_Exercise details_
Would you write out all of the data exactly as it appears below?

───

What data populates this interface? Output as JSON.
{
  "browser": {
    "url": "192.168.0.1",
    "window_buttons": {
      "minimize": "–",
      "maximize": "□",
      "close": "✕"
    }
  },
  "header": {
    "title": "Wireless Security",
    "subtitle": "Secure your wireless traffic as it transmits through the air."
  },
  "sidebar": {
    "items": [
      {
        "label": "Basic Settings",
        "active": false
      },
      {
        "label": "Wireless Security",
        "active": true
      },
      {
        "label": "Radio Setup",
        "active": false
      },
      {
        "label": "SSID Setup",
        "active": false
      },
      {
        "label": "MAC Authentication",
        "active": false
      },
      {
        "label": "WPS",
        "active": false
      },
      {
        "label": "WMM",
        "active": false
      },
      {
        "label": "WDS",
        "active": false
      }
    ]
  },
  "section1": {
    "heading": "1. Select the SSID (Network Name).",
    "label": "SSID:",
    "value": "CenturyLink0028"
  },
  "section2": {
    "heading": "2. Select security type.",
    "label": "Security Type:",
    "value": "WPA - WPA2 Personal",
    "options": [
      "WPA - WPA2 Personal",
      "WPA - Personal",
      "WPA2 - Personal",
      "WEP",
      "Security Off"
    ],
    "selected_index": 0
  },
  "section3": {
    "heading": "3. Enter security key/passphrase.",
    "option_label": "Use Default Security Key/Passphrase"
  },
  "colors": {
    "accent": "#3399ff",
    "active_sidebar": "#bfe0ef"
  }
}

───

_Solution to this problem_
What data populates this interface? Output as JSON.
{
  "browser": {
    "url": "192.168.0.1",
    "window_buttons": {
      "minimize": "–",
      "maximize": "□",
      "close": "✕"
    }
  },
  "header": {
    "title": "Wireless Security",
    "subtitle": "Secure your wireless traffic as it transmits through the air."
  },
  "sidebar": {
    "items": [
      {
        "label": "Basic Settings",
        "active": false
      },
      {
        "label": "Wireless Security",
        "active": true
      },
      {
        "label": "Radio Setup",
        "active": false
      },
      {
        "label": "SSID Setup",
        "active": false
      },
      {
        "label": "MAC Authentication",
        "active": false
      },
      {
        "label": "WPS",
        "active": false
      },
      {
        "label": "WMM",
        "active": false
      },
      {
        "label": "WDS",
        "active": false
      }
    ]
  },
  "section1": {
    "heading": "1. Select the SSID (Network Name).",
    "label": "SSID:",
    "value": "CenturyLink0028"
  },
  "section2": {
    "heading": "2. Select security type.",
    "label": "Security Type:",
    "value": "WPA - WPA2 Personal",
    "options": [
      "WPA - WPA2 Personal",
      "WPA - Personal",
      "WPA2 - Personal",
      "WEP",
      "Security Off"
    ],
    "selected_index": 0
  },
  "section3": {
    "heading": "3. Enter security key/passphrase.",
    "option_label": "Use Default Security Key/Passphrase"
  },
  "colors": {
    "accent": "#3399ff",
    "active_sidebar": "#bfe0ef"
  }
}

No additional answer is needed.